WORK INSTRUCTIONS: The lines to copy run from the one containing "Enumerate this screenshot's" to the end of the listing. Please write them out exactly, minus the pictures.

SUPPLIED RECORDS:
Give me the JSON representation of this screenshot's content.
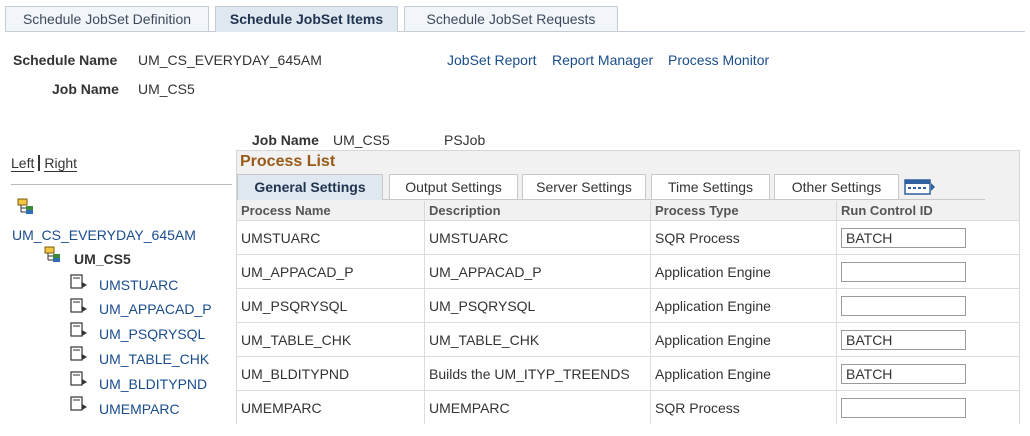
{
  "top_tabs": [
    {
      "label": "Schedule JobSet Definition",
      "active": false
    },
    {
      "label": "Schedule JobSet Items",
      "active": true
    },
    {
      "label": "Schedule JobSet Requests",
      "active": false
    }
  ],
  "header": {
    "schedule_name_label": "Schedule Name",
    "schedule_name_value": "UM_CS_EVERYDAY_645AM",
    "job_name_label": "Job Name",
    "job_name_value": "UM_CS5",
    "links": [
      "JobSet Report",
      "Report Manager",
      "Process Monitor"
    ]
  },
  "left_right": {
    "left": "Left",
    "right": "Right"
  },
  "tree": {
    "root": "UM_CS_EVERYDAY_645AM",
    "job": "UM_CS5",
    "items": [
      "UMSTUARC",
      "UM_APPACAD_P",
      "UM_PSQRYSQL",
      "UM_TABLE_CHK",
      "UM_BLDITYPND",
      "UMEMPARC"
    ]
  },
  "job_info": {
    "label": "Job Name",
    "value": "UM_CS5",
    "type": "PSJob"
  },
  "process_list": {
    "title": "Process List",
    "tabs": [
      {
        "label": "General Settings",
        "active": true
      },
      {
        "label": "Output Settings",
        "active": false
      },
      {
        "label": "Server Settings",
        "active": false
      },
      {
        "label": "Time Settings",
        "active": false
      },
      {
        "label": "Other Settings",
        "active": false
      }
    ],
    "columns": [
      "Process Name",
      "Description",
      "Process Type",
      "Run Control ID"
    ],
    "rows": [
      {
        "name": "UMSTUARC",
        "description": "UMSTUARC",
        "type": "SQR Process",
        "run_control": "BATCH"
      },
      {
        "name": "UM_APPACAD_P",
        "description": "UM_APPACAD_P",
        "type": "Application Engine",
        "run_control": ""
      },
      {
        "name": "UM_PSQRYSQL",
        "description": "UM_PSQRYSQL",
        "type": "Application Engine",
        "run_control": ""
      },
      {
        "name": "UM_TABLE_CHK",
        "description": "UM_TABLE_CHK",
        "type": "Application Engine",
        "run_control": "BATCH"
      },
      {
        "name": "UM_BLDITYPND",
        "description": "Builds the UM_ITYP_TREENDS",
        "type": "Application Engine",
        "run_control": "BATCH"
      },
      {
        "name": "UMEMPARC",
        "description": "UMEMPARC",
        "type": "SQR Process",
        "run_control": ""
      }
    ]
  },
  "colors": {
    "link": "#1a4d8c",
    "panel_title": "#9a5a1a",
    "active_tab": "#dfe7f0"
  }
}
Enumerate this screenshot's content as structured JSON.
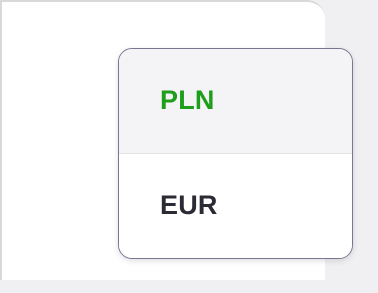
{
  "currency_dropdown": {
    "options": [
      {
        "label": "PLN",
        "selected": true
      },
      {
        "label": "EUR",
        "selected": false
      }
    ],
    "selected_color": "#1e9e1a",
    "text_color": "#2b2b36"
  }
}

TASK ANSWER:
Enumerate this screenshot's content as structured JSON.
{
  "currency_dropdown": {
    "options": [
      {
        "label": "PLN",
        "selected": true
      },
      {
        "label": "EUR",
        "selected": false
      }
    ],
    "selected_color": "#1e9e1a",
    "text_color": "#2b2b36"
  }
}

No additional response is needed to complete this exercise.